## TASK OBJECTIVE:
If a line in the records below holds the word "erstellst", copy it.

[[ AVAILABLE DATA open ]]

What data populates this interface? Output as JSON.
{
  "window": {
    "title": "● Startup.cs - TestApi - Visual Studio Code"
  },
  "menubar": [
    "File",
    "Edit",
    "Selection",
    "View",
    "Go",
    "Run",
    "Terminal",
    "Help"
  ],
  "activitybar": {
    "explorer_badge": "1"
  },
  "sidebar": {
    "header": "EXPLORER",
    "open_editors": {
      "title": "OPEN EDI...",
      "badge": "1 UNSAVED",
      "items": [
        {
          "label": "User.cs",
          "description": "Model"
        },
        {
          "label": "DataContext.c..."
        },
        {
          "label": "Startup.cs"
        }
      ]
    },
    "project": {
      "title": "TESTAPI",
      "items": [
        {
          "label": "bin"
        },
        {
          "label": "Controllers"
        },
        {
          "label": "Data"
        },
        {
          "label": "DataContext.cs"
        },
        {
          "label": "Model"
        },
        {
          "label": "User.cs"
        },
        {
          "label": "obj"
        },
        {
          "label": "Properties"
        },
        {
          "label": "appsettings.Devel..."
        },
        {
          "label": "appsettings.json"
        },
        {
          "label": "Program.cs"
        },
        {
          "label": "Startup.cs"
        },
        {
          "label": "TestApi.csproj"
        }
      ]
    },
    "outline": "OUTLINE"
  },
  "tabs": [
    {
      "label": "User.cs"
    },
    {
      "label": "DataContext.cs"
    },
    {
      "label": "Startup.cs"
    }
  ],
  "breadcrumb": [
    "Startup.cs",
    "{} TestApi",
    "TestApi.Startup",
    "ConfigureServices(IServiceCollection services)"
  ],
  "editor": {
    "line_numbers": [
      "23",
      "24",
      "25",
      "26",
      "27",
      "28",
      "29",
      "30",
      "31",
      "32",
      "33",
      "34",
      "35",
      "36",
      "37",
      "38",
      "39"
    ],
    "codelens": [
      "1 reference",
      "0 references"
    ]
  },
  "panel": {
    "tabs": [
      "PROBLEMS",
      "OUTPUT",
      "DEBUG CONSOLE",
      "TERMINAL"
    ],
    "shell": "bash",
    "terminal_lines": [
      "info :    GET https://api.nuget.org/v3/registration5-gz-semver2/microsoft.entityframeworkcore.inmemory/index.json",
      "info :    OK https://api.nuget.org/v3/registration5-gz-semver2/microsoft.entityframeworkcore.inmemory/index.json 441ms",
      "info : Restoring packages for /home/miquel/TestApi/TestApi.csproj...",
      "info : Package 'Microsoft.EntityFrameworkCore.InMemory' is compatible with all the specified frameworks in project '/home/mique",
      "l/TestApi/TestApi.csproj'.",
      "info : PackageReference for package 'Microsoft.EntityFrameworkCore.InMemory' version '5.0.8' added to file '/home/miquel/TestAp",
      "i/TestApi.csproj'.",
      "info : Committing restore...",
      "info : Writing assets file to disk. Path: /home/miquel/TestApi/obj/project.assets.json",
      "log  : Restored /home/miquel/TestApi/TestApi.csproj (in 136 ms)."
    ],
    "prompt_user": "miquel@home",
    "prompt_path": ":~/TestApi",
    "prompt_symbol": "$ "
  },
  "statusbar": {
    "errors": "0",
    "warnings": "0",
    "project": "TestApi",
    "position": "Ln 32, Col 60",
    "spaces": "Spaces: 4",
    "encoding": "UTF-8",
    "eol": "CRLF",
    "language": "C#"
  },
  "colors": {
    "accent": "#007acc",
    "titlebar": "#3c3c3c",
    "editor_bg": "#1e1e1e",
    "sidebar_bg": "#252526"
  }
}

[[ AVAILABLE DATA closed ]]
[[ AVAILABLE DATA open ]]

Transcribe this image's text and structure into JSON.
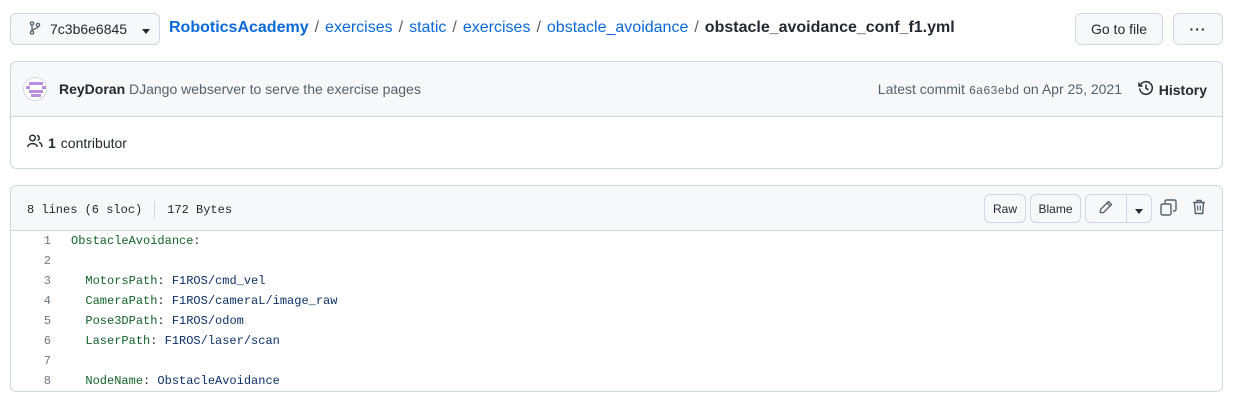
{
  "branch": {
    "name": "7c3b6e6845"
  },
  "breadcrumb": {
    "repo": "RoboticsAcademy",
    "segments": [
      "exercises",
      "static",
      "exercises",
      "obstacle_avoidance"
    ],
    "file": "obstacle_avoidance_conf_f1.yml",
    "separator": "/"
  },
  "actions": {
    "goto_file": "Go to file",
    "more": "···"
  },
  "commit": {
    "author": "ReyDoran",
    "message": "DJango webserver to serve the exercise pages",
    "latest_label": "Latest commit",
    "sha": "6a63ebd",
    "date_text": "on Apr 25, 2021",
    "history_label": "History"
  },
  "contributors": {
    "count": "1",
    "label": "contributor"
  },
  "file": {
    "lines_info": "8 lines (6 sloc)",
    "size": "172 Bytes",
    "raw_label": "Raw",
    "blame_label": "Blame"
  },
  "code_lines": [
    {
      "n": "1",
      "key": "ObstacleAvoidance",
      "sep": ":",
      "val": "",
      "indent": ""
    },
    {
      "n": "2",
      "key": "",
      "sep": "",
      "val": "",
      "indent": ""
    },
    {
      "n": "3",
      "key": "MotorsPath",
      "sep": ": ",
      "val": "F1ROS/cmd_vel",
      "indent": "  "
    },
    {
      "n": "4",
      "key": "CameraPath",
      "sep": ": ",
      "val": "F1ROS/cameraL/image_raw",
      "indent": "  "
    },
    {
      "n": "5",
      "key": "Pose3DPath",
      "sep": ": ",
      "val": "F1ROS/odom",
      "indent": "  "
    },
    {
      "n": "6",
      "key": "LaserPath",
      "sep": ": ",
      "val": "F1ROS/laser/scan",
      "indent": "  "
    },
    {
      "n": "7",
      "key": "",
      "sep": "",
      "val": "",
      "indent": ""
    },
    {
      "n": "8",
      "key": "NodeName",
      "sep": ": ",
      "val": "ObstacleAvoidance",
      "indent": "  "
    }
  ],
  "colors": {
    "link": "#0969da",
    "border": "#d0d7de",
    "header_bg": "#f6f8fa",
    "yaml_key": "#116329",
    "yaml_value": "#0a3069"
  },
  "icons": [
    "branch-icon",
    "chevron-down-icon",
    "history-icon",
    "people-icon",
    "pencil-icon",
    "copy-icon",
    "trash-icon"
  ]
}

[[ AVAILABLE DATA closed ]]
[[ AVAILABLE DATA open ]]

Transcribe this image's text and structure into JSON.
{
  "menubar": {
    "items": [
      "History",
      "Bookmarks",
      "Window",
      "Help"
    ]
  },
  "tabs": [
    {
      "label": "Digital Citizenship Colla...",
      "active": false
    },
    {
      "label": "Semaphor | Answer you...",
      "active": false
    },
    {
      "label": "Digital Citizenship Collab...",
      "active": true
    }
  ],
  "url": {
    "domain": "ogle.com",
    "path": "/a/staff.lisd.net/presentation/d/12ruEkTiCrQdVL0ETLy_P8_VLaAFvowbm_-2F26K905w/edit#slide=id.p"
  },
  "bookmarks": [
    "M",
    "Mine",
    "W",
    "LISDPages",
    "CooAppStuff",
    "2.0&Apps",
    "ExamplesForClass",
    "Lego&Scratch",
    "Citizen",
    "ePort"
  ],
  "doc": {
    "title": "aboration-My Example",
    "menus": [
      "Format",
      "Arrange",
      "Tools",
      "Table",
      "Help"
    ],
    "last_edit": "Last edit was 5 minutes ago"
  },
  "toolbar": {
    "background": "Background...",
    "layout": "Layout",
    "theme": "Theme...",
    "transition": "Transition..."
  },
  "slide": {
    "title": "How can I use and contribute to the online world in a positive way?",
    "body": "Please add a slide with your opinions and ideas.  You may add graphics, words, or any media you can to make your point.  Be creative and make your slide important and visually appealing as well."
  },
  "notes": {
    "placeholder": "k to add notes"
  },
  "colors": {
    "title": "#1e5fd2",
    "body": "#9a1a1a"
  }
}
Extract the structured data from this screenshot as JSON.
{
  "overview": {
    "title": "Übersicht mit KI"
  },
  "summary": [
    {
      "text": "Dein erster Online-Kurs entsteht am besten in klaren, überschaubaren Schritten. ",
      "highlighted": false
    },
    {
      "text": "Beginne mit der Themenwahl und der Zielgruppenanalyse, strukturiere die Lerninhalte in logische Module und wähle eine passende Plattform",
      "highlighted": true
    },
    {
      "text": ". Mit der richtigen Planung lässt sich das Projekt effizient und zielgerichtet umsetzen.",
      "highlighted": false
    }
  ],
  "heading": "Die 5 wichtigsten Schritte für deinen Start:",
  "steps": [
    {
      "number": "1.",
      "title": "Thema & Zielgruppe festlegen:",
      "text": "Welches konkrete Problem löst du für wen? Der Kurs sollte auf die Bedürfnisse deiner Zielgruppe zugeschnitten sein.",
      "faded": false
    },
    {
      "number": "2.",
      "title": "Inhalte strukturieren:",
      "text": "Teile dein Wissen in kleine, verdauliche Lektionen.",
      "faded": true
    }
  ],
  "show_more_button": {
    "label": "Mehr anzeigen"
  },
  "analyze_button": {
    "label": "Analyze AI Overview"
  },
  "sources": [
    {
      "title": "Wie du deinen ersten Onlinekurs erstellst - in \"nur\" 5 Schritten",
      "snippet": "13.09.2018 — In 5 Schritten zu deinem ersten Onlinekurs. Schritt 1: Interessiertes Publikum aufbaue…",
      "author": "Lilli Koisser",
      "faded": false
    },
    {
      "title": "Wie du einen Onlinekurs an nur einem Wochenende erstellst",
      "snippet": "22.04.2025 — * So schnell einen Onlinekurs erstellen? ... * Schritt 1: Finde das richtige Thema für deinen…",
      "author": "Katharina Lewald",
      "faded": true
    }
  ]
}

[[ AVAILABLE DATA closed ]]

## REPLY:
      "title": "Wie du deinen ersten Onlinekurs erstellst - in \"nur\" 5 Schritten",
      "title": "Wie du einen Onlinekurs an nur einem Wochenende erstellst",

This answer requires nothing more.